● **YOUR OBJECTIVE**
Go over each line of the entries below, count those with "プロトコル", and give only the count.

● **Interface dataset entries**
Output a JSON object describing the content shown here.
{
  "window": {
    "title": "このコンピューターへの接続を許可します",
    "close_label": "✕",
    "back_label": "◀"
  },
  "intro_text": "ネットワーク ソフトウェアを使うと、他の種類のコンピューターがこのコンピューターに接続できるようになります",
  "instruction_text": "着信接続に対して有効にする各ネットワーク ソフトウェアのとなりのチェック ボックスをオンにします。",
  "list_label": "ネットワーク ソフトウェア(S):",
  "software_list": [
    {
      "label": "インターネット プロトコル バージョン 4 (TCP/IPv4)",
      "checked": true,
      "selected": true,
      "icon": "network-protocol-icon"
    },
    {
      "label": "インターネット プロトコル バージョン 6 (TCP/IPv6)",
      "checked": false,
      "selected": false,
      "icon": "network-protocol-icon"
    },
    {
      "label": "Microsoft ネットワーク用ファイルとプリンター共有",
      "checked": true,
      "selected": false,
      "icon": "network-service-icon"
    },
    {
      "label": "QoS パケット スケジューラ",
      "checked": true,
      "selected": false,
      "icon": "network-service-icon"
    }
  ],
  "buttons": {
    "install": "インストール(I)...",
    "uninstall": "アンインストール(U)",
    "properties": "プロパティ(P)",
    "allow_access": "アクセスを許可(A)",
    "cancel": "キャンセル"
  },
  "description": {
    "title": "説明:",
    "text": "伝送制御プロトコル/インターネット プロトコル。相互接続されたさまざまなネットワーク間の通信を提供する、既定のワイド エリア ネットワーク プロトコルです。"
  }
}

● **SOLUTION TO THIS PROBLEM**
3